1. Emile Durkheim and Kai Erikson
Emile Durkheim and Kai Erikson both argue that crime plays an essential role in uniting a society against common enemies and in establishing the moral boundaries of a community. These two sociologists are very important in the course because many of the readings include their points of view on society. When crime occurs, it can unite a society together based on the common belief that the “bad” groups or individuals in society must be punished.
2. The concept of social structure
In a society, there are individuals, groups and institutions which are all related to one another and these relationships may be strong, weak, direct on indirect. The totality of these individuals, groups and institutions and the relationships between them make up the social structure. It is useful for us to consider social structure so that we can understand the scientific advantages of the definition of a social problem and also to understand why the social movement organization forms.
3. What is sociology?
Sociology is a social science, and as a science, it attempts to approach its subject matter objectively. The social sciences are more subjective because humans are conducting the research and humans are the subject of the research. Additionally, it is the study of society, or a social science involving the study of the social lives of people, groups, and societies. It is the study of our behavior as social beings, covering everything from the analysis of short contacts between anonymous individuals on the street to the study of global social processes.
4. Case Study: Drunk Driving
New York City began confiscating cars of people who were caught drinking and driving. However, this was contradictory because if you were stopped for running a red light then you would receive a ticket and a fine but if you were stopped for the same issue with a certain Blood Alcohol concentration (BAC) then your car could be confiscated.

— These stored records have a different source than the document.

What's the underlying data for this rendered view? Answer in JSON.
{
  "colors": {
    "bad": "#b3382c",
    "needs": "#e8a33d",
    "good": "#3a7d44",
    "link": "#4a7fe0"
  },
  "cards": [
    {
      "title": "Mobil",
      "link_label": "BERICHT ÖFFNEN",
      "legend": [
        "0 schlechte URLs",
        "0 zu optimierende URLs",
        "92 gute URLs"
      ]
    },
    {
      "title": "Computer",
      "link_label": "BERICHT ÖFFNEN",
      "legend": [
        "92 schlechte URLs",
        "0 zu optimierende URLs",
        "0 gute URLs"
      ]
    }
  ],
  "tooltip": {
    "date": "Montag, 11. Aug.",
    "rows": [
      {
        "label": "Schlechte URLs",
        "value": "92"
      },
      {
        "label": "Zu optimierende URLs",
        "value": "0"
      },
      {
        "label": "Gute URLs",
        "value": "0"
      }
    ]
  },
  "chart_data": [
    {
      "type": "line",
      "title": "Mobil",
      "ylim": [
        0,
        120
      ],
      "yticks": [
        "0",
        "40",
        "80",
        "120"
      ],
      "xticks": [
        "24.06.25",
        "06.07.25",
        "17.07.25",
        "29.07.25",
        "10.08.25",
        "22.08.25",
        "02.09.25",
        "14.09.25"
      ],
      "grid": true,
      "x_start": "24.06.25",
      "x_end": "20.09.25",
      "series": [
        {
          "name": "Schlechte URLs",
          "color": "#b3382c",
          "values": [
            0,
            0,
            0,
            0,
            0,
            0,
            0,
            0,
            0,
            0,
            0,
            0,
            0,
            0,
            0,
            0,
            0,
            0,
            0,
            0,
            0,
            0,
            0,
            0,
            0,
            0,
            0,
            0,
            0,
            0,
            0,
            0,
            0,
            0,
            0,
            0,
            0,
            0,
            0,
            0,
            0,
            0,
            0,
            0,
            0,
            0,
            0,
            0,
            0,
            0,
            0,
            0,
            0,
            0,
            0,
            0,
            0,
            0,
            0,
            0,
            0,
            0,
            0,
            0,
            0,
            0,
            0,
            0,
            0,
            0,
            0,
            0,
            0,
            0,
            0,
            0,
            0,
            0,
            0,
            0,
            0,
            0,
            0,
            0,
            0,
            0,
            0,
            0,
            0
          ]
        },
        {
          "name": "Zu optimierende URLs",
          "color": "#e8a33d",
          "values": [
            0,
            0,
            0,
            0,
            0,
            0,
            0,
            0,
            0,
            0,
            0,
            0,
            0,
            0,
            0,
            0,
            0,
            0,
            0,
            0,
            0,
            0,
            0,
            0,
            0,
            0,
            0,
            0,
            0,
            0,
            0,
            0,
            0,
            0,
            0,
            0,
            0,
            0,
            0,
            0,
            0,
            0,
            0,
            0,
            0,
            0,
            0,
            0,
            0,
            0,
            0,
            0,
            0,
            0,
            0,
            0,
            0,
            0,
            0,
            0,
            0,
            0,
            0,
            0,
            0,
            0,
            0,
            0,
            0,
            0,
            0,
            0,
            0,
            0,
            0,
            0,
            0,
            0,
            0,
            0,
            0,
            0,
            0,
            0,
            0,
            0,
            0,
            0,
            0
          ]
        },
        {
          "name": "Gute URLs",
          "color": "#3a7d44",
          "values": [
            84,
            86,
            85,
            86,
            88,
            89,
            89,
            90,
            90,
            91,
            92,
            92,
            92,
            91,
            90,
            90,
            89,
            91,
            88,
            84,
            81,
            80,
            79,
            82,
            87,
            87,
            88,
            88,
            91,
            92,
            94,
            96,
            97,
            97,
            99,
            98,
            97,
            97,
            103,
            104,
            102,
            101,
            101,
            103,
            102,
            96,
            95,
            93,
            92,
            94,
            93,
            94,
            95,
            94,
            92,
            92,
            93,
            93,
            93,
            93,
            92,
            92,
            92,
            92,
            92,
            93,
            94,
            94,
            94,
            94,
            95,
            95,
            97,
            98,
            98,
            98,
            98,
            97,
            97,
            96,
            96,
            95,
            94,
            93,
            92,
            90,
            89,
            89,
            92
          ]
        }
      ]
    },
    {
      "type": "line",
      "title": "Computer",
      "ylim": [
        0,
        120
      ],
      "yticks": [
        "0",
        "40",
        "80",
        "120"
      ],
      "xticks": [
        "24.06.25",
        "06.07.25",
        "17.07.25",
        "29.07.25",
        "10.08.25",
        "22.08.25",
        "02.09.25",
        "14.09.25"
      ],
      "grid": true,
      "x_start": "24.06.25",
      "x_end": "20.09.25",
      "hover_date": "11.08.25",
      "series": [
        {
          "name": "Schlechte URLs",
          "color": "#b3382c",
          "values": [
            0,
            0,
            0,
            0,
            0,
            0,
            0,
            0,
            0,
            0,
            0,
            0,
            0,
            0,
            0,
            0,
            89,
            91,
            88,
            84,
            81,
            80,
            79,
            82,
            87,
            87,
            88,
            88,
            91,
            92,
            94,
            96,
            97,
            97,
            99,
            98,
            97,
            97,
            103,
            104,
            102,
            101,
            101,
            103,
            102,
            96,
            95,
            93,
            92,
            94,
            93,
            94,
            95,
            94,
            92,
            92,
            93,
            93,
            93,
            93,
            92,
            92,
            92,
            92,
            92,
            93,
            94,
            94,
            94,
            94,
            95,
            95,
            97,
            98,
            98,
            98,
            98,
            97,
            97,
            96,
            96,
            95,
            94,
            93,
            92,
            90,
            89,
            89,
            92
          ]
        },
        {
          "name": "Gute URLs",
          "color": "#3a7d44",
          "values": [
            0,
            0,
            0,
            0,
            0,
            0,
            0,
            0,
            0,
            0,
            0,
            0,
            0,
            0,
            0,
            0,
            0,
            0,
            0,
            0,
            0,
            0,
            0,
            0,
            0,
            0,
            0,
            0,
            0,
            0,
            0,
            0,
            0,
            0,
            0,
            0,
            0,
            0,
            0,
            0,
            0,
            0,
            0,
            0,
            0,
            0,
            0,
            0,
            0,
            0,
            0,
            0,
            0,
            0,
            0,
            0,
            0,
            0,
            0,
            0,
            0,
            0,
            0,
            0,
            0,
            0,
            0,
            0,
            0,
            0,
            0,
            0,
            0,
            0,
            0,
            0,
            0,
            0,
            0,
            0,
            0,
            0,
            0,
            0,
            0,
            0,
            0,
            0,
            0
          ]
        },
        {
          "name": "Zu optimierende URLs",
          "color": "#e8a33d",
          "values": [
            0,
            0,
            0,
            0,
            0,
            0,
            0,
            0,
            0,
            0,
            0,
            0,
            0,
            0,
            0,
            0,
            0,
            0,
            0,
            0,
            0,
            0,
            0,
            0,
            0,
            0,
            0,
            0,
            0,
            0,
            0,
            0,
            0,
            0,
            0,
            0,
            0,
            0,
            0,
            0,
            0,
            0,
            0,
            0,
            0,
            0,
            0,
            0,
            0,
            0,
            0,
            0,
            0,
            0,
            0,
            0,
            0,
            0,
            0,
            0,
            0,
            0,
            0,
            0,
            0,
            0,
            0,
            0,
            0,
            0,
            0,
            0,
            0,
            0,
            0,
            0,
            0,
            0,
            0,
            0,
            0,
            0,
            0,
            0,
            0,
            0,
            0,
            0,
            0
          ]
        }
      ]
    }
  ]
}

The behavior is the same in both cases, but the consequences are very different. We believe, as a society, that the combination of alcohol and driving deserves a particular punishment and that punishment isn’t necessarily based on what you have actually done. It’s often based on what you could do, or to be more precise, on the extra potential for harm that your drinking poses. The reason that we don’t like drunk drivers is that by making the decision to drink and drive, an individual deliberately increases his or her chance of killing someone else with a vehicle.
5. Redlining and Block Busting
Redlining was a discriminatory practice in which the government, banks, insurance companies, and other places refuse or limit loans, mortgages, insurance, within specific geographic areas considered to be “high risk”, often African American or minority areas. Block busting was a business practice of U.S. real estate agents and building developers meant to encourage white property owners to sell their houses at a loss, by implying that racial minorities were moving into their previously racially segregated neighborhood, thus depressing real estate property values. This led to white flight, a large scale migration of whites from racially mixed urban regions to more racially homogenous neighborhoods.
Sociology 3‘s course code at UCI changes every quarter. Although a course code cannot be stated, the best way to find this course when registering for classes is to look for “Sociology 3: Social Problems.” The professor that teaches the course varies year to year, but it is a great class that will give you insight into how society attempts to fix, or worsen, its social problems. Perhaps this course may even inspire you to pursue a minor or double major in Sociology!